Working data
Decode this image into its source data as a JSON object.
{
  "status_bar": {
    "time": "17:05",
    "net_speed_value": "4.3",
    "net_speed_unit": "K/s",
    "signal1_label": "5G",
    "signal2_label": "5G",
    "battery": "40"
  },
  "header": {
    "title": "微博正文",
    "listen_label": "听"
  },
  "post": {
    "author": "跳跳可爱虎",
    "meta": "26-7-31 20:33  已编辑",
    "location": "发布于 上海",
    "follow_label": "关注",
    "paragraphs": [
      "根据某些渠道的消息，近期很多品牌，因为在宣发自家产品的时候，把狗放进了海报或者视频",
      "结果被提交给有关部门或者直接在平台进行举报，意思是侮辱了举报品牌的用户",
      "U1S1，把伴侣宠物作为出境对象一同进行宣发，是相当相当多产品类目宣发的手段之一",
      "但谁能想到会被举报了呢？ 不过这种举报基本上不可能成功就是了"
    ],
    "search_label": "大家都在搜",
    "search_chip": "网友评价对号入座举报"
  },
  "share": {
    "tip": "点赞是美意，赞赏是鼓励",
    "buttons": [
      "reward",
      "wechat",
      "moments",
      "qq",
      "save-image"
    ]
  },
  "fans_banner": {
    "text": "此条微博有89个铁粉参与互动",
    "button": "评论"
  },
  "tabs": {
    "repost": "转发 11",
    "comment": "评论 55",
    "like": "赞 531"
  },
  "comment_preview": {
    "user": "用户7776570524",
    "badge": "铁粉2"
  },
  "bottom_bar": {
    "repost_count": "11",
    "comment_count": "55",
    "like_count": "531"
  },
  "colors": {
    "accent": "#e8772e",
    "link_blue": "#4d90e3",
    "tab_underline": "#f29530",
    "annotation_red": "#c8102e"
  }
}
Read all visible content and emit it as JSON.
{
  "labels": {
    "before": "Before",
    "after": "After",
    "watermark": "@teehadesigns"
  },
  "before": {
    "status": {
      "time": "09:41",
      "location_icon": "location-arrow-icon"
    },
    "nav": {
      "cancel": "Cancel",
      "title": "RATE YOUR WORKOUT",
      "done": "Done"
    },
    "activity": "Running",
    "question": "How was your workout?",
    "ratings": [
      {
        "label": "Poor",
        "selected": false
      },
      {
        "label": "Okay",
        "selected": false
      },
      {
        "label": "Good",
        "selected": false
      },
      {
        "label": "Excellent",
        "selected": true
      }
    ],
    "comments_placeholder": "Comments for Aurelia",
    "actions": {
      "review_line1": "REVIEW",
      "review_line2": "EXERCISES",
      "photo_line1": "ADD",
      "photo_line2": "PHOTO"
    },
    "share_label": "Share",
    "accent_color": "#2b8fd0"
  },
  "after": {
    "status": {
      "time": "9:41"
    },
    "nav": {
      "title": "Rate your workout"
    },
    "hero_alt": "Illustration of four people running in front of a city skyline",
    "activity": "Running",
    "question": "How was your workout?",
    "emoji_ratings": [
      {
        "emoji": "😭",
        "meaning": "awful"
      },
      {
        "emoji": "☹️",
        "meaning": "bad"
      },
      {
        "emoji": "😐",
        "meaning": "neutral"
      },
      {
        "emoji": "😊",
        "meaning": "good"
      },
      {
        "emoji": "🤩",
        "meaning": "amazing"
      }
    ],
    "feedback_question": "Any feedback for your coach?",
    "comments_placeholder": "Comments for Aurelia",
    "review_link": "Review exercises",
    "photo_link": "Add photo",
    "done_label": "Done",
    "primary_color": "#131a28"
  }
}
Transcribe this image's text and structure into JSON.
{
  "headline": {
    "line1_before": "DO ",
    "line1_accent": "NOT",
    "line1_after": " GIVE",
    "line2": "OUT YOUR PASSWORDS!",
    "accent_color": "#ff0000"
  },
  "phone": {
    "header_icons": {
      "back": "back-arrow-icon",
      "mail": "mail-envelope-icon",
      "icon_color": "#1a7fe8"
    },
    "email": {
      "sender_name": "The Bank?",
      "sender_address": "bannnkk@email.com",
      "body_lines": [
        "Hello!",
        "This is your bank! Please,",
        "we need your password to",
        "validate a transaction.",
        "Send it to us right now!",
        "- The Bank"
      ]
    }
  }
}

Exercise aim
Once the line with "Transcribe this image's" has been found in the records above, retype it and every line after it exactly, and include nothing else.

Finished task
Transcribe this image's text and structure into JSON.
{
  "headline": {
    "line1_before": "DO ",
    "line1_accent": "NOT",
    "line1_after": " GIVE",
    "line2": "OUT YOUR PASSWORDS!",
    "accent_color": "#ff0000"
  },
  "phone": {
    "header_icons": {
      "back": "back-arrow-icon",
      "mail": "mail-envelope-icon",
      "icon_color": "#1a7fe8"
    },
    "email": {
      "sender_name": "The Bank?",
      "sender_address": "bannnkk@email.com",
      "body_lines": [
        "Hello!",
        "This is your bank! Please,",
        "we need your password to",
        "validate a transaction.",
        "Send it to us right now!",
        "- The Bank"
      ]
    }
  }
}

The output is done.